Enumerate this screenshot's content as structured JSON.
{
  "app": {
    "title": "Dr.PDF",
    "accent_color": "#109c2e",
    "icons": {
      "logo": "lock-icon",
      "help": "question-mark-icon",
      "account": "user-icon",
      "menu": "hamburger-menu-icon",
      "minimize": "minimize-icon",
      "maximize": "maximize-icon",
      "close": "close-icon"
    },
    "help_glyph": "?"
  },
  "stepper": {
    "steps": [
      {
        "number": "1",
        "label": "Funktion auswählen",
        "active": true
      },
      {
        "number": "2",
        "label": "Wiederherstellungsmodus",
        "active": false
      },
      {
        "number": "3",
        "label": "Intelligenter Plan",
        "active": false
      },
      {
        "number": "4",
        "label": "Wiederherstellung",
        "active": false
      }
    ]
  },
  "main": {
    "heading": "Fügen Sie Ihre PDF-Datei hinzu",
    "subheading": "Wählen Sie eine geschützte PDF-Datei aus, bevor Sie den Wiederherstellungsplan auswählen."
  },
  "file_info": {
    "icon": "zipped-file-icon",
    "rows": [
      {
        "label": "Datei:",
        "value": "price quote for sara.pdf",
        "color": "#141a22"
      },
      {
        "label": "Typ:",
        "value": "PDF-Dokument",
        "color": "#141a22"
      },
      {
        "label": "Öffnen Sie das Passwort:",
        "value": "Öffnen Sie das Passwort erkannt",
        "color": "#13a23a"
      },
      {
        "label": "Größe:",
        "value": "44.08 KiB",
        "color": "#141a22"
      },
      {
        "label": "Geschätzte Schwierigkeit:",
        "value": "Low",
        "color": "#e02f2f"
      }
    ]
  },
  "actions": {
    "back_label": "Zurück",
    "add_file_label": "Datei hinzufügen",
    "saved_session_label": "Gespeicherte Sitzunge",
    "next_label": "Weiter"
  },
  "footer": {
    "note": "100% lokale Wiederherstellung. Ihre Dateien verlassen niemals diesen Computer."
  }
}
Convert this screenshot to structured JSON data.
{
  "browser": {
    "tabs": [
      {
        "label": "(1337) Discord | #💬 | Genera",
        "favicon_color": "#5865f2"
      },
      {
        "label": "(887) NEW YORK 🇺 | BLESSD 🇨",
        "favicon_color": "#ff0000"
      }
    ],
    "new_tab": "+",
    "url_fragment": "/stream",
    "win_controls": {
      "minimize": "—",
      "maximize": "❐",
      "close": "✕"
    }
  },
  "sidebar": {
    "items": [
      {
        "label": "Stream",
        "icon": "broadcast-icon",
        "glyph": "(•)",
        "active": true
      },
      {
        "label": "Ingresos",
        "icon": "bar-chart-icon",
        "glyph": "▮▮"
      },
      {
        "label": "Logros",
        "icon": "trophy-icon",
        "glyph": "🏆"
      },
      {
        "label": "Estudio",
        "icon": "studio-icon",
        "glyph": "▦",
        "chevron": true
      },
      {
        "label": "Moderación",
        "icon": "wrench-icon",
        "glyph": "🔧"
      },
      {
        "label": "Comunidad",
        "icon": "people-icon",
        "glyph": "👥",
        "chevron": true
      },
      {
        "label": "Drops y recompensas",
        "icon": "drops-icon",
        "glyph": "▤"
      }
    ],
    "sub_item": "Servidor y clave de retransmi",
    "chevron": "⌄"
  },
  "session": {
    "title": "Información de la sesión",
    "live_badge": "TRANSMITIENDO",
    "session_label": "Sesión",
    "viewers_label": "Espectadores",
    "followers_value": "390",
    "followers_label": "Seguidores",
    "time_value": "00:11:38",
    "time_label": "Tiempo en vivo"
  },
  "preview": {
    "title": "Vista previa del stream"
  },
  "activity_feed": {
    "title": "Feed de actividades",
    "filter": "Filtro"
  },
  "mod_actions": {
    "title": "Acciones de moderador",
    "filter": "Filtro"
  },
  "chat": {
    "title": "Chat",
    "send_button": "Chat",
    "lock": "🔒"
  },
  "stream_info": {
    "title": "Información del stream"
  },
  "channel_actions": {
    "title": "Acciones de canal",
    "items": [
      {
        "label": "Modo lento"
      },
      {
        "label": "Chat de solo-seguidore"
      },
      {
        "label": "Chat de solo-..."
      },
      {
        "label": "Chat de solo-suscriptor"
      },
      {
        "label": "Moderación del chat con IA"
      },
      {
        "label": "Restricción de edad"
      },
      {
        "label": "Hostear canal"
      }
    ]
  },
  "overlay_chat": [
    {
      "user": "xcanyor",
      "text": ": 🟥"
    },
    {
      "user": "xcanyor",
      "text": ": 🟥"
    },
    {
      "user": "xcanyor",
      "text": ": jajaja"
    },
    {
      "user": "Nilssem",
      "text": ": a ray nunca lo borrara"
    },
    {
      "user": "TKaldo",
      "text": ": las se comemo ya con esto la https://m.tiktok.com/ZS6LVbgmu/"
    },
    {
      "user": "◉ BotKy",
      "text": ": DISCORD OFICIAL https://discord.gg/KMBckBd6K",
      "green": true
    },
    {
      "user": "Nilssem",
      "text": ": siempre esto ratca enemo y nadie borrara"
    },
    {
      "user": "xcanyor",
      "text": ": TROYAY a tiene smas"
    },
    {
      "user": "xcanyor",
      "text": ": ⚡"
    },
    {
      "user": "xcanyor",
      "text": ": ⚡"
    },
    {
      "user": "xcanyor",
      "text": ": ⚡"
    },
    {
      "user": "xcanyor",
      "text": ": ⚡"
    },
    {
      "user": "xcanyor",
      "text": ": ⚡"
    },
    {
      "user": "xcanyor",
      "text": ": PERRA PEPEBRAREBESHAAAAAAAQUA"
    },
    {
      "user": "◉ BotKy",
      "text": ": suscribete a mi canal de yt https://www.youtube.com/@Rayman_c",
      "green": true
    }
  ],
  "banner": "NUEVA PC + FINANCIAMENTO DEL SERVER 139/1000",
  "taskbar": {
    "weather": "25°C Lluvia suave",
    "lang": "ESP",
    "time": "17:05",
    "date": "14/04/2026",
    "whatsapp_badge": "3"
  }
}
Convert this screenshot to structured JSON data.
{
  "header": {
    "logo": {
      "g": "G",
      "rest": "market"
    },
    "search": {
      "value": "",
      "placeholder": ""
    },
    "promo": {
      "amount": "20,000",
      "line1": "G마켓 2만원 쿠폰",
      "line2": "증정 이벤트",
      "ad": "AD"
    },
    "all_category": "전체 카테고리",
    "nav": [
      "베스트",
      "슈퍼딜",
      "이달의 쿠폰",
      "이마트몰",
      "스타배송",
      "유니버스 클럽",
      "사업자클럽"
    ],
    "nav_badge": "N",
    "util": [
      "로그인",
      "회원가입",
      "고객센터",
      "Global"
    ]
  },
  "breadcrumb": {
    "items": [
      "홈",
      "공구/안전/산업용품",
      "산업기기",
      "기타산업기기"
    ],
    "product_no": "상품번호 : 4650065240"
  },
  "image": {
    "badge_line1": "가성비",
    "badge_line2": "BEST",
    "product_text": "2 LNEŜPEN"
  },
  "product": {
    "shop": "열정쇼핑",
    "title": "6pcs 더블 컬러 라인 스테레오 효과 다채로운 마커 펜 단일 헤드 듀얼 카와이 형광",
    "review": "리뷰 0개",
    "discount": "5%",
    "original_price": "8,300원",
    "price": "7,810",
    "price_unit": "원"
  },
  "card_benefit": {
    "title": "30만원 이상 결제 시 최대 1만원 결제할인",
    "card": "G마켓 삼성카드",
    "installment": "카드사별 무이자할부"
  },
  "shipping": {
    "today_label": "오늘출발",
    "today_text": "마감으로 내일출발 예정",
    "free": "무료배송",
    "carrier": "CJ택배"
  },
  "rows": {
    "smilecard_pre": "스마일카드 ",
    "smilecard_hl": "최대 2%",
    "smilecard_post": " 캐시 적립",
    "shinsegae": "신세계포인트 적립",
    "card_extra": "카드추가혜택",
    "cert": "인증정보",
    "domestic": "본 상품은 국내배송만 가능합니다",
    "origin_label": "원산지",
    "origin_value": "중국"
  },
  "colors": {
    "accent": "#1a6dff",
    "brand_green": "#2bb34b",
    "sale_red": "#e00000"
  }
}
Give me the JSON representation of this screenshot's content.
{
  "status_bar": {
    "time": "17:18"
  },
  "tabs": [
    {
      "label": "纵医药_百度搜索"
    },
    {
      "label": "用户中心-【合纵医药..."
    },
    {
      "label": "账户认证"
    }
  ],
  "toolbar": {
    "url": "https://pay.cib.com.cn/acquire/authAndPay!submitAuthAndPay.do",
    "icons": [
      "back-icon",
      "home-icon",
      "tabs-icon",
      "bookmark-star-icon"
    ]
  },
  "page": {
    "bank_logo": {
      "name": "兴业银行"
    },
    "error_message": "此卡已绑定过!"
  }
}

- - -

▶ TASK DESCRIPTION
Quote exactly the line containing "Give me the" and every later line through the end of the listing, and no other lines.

▶ RESULT FOR THIS TASK
Give me the JSON representation of this screenshot's content.
{
  "status_bar": {
    "time": "17:18"
  },
  "tabs": [
    {
      "label": "纵医药_百度搜索"
    },
    {
      "label": "用户中心-【合纵医药..."
    },
    {
      "label": "账户认证"
    }
  ],
  "toolbar": {
    "url": "https://pay.cib.com.cn/acquire/authAndPay!submitAuthAndPay.do",
    "icons": [
      "back-icon",
      "home-icon",
      "tabs-icon",
      "bookmark-star-icon"
    ]
  },
  "page": {
    "bank_logo": {
      "name": "兴业银行"
    },
    "error_message": "此卡已绑定过!"
  }
}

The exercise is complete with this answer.